··· RECORDS TO USE ···

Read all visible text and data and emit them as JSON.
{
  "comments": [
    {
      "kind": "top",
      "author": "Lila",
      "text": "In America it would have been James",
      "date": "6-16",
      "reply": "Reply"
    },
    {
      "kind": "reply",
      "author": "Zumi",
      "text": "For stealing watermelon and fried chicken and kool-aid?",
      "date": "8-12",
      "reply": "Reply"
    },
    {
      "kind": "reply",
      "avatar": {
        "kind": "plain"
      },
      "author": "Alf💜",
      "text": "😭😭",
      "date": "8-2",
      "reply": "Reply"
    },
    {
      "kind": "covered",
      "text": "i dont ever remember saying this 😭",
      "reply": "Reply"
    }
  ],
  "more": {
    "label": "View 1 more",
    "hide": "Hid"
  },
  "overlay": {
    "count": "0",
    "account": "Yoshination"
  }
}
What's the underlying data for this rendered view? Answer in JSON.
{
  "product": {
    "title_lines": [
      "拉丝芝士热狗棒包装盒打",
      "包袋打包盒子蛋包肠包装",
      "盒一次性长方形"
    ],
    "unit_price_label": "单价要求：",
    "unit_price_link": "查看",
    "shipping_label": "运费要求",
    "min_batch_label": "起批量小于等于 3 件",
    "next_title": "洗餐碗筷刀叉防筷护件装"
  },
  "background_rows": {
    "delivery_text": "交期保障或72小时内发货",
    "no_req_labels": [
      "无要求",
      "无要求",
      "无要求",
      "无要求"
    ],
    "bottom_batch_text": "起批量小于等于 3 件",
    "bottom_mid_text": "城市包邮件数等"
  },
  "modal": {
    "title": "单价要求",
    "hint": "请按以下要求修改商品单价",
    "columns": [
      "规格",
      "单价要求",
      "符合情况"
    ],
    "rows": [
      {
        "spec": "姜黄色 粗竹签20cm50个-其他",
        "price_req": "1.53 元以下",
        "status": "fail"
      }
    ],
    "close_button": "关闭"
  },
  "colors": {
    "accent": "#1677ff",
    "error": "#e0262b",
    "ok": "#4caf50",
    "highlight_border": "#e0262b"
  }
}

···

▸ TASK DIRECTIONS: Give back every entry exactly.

▸ RESPONSE:
Read all visible text and data and emit them as JSON.
{
  "comments": [
    {
      "kind": "top",
      "author": "Lila",
      "text": "In America it would have been James",
      "date": "6-16",
      "reply": "Reply"
    },
    {
      "kind": "reply",
      "author": "Zumi",
      "text": "For stealing watermelon and fried chicken and kool-aid?",
      "date": "8-12",
      "reply": "Reply"
    },
    {
      "kind": "reply",
      "avatar": {
        "kind": "plain"
      },
      "author": "Alf💜",
      "text": "😭😭",
      "date": "8-2",
      "reply": "Reply"
    },
    {
      "kind": "covered",
      "text": "i dont ever remember saying this 😭",
      "reply": "Reply"
    }
  ],
  "more": {
    "label": "View 1 more",
    "hide": "Hid"
  },
  "overlay": {
    "count": "0",
    "account": "Yoshination"
  }
}
What's the underlying data for this rendered view? Answer in JSON.
{
  "product": {
    "title_lines": [
      "拉丝芝士热狗棒包装盒打",
      "包袋打包盒子蛋包肠包装",
      "盒一次性长方形"
    ],
    "unit_price_label": "单价要求：",
    "unit_price_link": "查看",
    "shipping_label": "运费要求",
    "min_batch_label": "起批量小于等于 3 件",
    "next_title": "洗餐碗筷刀叉防筷护件装"
  },
  "background_rows": {
    "delivery_text": "交期保障或72小时内发货",
    "no_req_labels": [
      "无要求",
      "无要求",
      "无要求",
      "无要求"
    ],
    "bottom_batch_text": "起批量小于等于 3 件",
    "bottom_mid_text": "城市包邮件数等"
  },
  "modal": {
    "title": "单价要求",
    "hint": "请按以下要求修改商品单价",
    "columns": [
      "规格",
      "单价要求",
      "符合情况"
    ],
    "rows": [
      {
        "spec": "姜黄色 粗竹签20cm50个-其他",
        "price_req": "1.53 元以下",
        "status": "fail"
      }
    ],
    "close_button": "关闭"
  },
  "colors": {
    "accent": "#1677ff",
    "error": "#e0262b",
    "ok": "#4caf50",
    "highlight_border": "#e0262b"
  }
}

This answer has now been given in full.